The reimagined app for Android tablets running the Ice Cream Sandwich or Honeycomb operating systems offers a gorgeous magazine-style user interface.

The new Rhapsody app brings album art and imagery to the fore compared with the text heavy approach of the smartphone version.

Rhapsody for Android tablets is also built around the editorial content the company is so proud of, bringing you the latest news, reviews and features all with playable links.

Reach out and touch

The app also brings the ability to swipe through music libraries while listening, and also allows for offline playlists to be downloaded.

"The tablet transforms Rhapsody into an immersive experience that's inspired by what digital music lovers miss about physical albums and CDs: album art, photos and the ability to reach out and touch the next album you're playing," said the company in a media release on Friday.

"The tablet amplifies the experience with the best aspects of digital, with links across the universe of content that Rhapsody editors have produced over the past decade."

The app, which requires a screen of nine inches or more in size, brings access to Rhapsody's 14 million-strong song library for premium members who pay $10 a month for the service.

The company already has apps for iPhone, Android smartphones and BlackBerry devices, but this is the first tablet-centric application launched by the US streaming giant.

Via: Engadget

A technology journalist, writer and videographer of many magazines and websites including T3, Gadget Magazine and TechRadar.com.

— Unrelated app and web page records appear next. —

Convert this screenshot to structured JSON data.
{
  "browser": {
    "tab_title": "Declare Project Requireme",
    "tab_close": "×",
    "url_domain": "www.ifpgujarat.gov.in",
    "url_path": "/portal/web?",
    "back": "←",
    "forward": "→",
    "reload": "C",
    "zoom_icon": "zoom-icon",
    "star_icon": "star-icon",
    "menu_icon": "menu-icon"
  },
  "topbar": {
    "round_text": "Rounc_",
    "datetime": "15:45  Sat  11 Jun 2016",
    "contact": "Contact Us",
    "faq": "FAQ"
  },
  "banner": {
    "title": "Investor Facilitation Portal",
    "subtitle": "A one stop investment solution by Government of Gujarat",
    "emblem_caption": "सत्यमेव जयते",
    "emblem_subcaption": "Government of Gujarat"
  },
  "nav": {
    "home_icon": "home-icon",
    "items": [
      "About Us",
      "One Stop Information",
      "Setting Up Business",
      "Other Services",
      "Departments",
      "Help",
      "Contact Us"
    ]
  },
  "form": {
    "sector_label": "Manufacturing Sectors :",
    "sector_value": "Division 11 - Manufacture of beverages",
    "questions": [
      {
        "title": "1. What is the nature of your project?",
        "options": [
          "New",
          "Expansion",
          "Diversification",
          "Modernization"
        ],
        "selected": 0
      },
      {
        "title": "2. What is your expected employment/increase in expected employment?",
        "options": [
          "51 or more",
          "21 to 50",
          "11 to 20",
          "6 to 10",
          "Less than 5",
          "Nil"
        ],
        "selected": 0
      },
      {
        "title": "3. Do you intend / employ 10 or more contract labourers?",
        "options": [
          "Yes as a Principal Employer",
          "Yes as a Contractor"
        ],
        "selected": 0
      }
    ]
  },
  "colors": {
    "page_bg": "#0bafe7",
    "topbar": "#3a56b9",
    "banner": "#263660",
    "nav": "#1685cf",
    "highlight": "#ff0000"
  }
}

He specializes in applications for smartphones, tablets and handheld devices, with bylines also at The Guardian, WIRED, Trusted Reviews and Wareable. Chris is also the podcast host for The Liverpool Way. As well as tech and football, Chris is a pop-punk fan and enjoys the art of wrasslin'.